February is Black History Month, and The Library of Congress has published a series of testimonies from slaves called Born in Slavery: Slave Narratives from the Federal Writers’ Project, 1936-1938. Among them is the story of an American Indian born into slavery.
The interview with George Fortman lays out a complicated family history that begins with his great-grandparents, who lived in the Wabash Valley of Indiana in the 1830s, before forced relocation sent them south, across the Mississippi to Alabama, where they became slaves.
Fortman describes his ancestors as “John Hawk, a Blackhawk Indian brave, and Racheal, a Chackatau maiden had made themselves a home such as only Indians know.” John Hawk was a warrior who followed the great Black Hawk and Racheal was of Choctaw decent.
The relocation Fortman mentions could have stemmed from the Miami treaties of November 6, 1838, part of the U.S. government’s efforts to purge the Native population from Indiana.
His astonishing story includes incest, rape and murder, and his eventual freedom.

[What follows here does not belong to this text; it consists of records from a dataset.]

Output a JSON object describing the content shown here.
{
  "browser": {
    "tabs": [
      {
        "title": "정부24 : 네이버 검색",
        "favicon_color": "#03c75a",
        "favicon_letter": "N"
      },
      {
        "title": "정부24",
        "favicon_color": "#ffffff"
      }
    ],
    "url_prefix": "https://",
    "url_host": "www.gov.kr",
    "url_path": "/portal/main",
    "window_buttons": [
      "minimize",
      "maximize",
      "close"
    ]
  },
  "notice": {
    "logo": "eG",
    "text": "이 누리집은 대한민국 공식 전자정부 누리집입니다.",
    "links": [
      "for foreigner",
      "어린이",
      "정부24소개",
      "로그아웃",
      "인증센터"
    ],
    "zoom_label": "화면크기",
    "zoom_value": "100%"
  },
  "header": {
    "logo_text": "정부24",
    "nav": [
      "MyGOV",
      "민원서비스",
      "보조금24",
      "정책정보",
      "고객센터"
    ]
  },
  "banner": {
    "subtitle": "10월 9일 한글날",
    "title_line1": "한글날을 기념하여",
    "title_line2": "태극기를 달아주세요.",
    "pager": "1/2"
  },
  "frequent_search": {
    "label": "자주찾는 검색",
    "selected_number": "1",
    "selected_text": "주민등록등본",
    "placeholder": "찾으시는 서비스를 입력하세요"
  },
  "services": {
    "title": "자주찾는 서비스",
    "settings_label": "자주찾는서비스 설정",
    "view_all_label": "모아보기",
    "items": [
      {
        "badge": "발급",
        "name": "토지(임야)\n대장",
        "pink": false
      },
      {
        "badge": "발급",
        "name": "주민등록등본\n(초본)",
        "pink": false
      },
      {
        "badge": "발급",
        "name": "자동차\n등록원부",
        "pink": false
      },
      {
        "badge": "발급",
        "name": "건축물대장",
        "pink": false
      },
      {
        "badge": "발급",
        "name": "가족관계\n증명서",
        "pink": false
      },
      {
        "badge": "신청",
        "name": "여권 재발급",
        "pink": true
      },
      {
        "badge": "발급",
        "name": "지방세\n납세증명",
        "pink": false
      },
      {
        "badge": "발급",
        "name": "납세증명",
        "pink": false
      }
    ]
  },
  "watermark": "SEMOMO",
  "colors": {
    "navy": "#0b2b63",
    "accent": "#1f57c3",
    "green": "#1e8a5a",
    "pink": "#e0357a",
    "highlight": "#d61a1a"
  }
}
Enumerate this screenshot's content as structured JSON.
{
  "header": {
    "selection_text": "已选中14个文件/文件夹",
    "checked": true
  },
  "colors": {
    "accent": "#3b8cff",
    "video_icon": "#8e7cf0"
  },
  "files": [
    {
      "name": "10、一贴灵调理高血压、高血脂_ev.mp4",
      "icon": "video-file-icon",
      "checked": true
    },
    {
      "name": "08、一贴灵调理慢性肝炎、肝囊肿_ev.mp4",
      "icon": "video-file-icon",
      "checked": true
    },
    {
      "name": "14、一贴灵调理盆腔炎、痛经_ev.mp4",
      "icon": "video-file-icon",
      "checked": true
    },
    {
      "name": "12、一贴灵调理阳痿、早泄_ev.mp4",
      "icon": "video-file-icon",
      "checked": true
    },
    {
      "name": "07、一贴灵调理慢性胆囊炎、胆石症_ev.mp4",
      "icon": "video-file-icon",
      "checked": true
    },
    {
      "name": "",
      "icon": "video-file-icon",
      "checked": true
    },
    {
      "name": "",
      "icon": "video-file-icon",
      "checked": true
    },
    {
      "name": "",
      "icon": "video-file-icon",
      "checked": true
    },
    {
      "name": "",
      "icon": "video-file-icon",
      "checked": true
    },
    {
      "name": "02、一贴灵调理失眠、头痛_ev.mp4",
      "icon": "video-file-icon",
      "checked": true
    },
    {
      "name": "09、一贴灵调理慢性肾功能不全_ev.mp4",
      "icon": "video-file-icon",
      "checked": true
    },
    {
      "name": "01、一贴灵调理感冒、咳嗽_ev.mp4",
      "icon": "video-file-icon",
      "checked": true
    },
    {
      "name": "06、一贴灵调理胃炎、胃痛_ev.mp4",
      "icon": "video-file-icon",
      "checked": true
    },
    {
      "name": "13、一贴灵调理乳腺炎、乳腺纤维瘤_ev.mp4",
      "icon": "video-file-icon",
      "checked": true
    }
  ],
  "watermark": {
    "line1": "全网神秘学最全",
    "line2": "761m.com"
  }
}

The pages of the interview are presented below as images courtesy of the Library of Congress, Manuscript Division.